I have a fundamental belief that each of us is a unique creation with strengths and weaknesses that equip us for our individual mission in this life. I have struggled so much with the idea of “learning disabilities” because I feel a hyper-focus on a person’s weaknesses can overshadow the development of that person’s gifts.
It makes sense to me that the human species benefits from the fact that no two humans are the same. Some people are strong. Some are fast. Some are amazing artists. Some are compassionate healers. Some are great engineers. Few people are all of those things.
Neurodiversity, that is the differences between our brains that make it easier for one person to learn math and for another to learn to read, is an evolutionary benefit for us humans. It allows us to excel at group problem solving. Because we each have a unique brain, we each have a unique way of approaching a problem and unique abilities to use in solving a problem. It’s this great diversity of brains that has allowed humans to produce electricity, build skyscrapers, write life-transforming literature, create heart-breaking works of art, create the internet, and use the internet for an unbelievably diverse multitude of functions.
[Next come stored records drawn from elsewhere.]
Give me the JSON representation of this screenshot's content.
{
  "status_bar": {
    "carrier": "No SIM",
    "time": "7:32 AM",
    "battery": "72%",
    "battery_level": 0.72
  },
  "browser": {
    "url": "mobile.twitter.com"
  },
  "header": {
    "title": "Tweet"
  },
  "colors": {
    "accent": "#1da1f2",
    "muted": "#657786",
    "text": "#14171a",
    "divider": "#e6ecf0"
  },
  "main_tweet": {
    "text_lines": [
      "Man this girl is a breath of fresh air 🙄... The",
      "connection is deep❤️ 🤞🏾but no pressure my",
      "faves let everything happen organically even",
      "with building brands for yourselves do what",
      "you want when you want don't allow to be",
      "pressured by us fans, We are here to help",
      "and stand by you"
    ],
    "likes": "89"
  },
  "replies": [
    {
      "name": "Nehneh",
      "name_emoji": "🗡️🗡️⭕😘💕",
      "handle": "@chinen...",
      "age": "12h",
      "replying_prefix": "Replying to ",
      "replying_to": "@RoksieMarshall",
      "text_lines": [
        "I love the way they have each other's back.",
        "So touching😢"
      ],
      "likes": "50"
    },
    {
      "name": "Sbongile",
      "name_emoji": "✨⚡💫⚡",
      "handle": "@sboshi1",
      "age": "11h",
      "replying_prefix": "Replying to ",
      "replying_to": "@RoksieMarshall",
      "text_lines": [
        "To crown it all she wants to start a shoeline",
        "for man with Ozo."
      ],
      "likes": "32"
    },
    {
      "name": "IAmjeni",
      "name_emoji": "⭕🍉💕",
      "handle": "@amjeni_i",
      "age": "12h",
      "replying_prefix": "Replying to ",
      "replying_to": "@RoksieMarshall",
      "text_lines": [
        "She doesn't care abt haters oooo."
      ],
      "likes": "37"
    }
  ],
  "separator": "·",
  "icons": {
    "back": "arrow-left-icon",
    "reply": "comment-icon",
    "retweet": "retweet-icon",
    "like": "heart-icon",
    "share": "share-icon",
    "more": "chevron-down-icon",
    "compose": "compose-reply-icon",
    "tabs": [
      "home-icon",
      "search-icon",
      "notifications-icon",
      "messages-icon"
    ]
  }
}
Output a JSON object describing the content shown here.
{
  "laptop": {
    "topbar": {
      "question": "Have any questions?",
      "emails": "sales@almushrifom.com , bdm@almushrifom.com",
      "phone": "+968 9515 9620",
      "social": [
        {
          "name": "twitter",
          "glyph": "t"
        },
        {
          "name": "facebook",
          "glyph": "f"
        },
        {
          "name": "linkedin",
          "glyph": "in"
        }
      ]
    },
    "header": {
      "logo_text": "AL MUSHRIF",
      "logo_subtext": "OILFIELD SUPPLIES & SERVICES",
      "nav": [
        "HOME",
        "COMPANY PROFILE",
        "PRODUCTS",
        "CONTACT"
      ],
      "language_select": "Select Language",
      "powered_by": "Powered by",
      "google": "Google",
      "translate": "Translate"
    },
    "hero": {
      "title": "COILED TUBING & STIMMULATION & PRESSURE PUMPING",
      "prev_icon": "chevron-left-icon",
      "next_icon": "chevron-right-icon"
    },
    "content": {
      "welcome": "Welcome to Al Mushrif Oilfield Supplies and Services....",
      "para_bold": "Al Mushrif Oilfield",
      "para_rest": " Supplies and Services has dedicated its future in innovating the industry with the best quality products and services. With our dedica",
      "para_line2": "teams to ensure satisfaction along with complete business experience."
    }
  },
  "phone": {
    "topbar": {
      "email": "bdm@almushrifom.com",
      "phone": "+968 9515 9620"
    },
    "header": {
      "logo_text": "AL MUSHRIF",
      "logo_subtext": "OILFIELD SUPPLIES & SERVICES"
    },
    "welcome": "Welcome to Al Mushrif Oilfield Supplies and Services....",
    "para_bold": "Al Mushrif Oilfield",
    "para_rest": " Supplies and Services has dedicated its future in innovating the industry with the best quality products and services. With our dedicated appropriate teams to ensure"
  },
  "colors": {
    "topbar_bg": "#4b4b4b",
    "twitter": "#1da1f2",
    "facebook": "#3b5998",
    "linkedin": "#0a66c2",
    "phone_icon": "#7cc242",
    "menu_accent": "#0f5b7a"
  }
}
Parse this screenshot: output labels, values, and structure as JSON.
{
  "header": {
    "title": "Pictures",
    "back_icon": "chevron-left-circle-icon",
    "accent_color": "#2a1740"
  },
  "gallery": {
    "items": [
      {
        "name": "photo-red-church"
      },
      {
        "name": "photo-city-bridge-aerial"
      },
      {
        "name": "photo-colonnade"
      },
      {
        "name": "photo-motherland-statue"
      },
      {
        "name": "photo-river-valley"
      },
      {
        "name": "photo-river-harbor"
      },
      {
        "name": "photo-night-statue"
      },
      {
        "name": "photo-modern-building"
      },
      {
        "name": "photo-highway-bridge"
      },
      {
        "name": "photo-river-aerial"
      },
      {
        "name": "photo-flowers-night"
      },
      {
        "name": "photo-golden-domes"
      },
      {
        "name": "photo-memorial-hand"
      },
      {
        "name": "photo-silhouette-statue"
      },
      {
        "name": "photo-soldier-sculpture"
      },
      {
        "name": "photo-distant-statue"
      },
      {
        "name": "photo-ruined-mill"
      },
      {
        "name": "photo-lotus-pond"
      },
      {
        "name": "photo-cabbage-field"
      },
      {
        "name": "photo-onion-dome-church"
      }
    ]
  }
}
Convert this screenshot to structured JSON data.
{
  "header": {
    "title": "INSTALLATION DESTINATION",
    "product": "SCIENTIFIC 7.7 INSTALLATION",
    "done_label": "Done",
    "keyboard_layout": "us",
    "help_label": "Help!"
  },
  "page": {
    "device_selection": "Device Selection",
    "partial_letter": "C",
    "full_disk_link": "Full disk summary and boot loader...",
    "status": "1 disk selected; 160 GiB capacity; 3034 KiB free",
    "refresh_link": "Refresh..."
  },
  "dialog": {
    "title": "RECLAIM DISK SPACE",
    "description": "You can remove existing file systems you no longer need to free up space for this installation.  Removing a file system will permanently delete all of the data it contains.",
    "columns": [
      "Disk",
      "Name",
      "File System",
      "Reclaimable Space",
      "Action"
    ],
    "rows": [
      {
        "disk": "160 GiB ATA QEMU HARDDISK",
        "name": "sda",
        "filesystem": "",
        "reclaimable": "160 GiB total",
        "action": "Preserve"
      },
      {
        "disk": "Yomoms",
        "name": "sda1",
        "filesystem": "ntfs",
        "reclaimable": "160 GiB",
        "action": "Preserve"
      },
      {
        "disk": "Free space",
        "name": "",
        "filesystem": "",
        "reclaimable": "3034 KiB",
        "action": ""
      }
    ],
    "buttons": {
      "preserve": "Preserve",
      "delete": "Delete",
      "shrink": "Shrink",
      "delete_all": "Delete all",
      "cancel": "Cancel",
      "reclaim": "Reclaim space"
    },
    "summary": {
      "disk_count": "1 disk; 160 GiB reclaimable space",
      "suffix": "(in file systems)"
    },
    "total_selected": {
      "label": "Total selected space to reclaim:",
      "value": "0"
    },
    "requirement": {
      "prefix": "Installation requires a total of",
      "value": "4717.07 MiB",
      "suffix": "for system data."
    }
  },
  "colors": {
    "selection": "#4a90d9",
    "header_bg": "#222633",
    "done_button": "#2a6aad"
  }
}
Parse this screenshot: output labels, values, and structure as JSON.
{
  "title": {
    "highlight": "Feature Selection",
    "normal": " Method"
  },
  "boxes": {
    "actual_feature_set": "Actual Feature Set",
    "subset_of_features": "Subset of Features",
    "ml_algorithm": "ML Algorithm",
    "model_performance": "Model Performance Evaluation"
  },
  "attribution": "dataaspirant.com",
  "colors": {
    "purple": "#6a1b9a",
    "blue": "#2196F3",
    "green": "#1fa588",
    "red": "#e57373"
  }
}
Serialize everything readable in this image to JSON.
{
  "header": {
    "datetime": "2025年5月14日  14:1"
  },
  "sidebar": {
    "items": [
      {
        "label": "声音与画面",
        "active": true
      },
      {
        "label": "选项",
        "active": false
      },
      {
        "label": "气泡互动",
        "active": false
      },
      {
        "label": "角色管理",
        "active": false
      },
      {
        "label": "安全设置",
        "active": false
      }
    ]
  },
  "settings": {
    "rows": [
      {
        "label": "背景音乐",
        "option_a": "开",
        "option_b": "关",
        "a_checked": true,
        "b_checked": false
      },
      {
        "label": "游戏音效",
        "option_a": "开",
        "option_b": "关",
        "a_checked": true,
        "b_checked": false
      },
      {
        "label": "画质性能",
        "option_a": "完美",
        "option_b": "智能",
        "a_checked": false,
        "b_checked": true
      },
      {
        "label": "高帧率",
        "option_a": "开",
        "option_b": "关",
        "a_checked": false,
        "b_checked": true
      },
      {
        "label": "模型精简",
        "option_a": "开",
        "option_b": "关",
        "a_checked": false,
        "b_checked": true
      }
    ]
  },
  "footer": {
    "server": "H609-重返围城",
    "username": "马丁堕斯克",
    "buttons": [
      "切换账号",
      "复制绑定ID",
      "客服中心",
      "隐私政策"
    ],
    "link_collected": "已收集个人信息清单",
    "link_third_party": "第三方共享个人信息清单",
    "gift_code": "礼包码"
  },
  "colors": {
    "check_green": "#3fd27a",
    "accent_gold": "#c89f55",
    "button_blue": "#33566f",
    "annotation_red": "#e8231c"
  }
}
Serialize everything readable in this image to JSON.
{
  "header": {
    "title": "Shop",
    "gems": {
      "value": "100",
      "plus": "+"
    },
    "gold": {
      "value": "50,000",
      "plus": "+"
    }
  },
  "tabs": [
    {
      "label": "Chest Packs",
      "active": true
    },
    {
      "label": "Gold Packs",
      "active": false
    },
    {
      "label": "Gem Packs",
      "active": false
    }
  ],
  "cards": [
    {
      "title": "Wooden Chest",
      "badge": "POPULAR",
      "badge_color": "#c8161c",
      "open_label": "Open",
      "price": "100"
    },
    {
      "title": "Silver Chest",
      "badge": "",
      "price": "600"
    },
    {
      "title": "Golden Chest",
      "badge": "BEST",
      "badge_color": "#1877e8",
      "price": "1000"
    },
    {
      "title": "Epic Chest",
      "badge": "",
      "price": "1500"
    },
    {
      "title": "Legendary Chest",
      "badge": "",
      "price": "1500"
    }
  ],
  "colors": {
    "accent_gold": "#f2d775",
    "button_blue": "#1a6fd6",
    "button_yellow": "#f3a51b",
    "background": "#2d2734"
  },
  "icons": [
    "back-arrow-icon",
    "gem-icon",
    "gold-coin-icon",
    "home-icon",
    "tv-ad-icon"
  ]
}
Our society has come to worship at the altar of literacy. It is the one thing we must all master and love. Don’t get me wrong, I love reading and writing. I’m a reader. And a writer. I believe the ability to read well and write competently are skills that every person must acquire to live a constructive and fulfilling life in our society.
I also believe that the over attention given to these pursuits is damaging to some children. The idea that every child should love reading and writing just doesn’t gel with me. While we agree that every adult should be able to perform basic math operations, we don’t insist that every child should love solving equations in their free time. Though there are certainly those who do.
So what does this mean if your child struggles to read? It means that you should help him learn to read! It also means that you shouldn’t force him to spend an inordinate amount of time struggling to read and write to the exclusion of pursuing and developing his natural gifts.
It means you should help your child see his great contribution to the neurodiversity of the amazing human race. Help him to see that he has unique strengths and weaknesses just like everyone else. Help him discover what his strengths are, and help him to flourish in those strengths. Help him to overcome his weaknesses so that they don’t interfere with the expression of his strengths. Whatever you do, don’t laser focus on his weaknesses and ignore his strengths.
There are ways of helping children who struggle to learn to read. We should continue to discover and employ these tools. But, and I know this is sacrilege in many circles, I don’t believe the ultimate goal is creating a child who loves to read. I believe the ultimate goal is a child who loves to learn, who knows and can express his gifts, and can employ reading and writing as tools toward that end.